- **Directions for this task**:
Find each line in the records below that contains the word "label", and copy it out.

- **Task material**:
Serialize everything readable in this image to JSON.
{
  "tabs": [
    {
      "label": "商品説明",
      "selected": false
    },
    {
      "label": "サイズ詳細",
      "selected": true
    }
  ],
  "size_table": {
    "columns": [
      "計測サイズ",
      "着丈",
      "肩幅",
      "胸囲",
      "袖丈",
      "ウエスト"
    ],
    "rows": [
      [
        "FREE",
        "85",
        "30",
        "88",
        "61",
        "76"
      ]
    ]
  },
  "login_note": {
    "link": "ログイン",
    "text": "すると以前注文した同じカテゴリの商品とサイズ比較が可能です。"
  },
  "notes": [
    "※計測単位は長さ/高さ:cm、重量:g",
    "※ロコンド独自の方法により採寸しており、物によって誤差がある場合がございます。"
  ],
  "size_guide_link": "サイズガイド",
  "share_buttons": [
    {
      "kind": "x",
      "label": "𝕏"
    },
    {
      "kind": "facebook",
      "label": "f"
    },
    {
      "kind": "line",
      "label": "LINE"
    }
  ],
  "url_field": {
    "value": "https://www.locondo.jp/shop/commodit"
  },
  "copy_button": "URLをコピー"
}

- **Solution to the exercise**:
      "label": "商品説明",
      "label": "サイズ詳細",
      "label": "𝕏"
      "label": "f"
      "label": "LINE"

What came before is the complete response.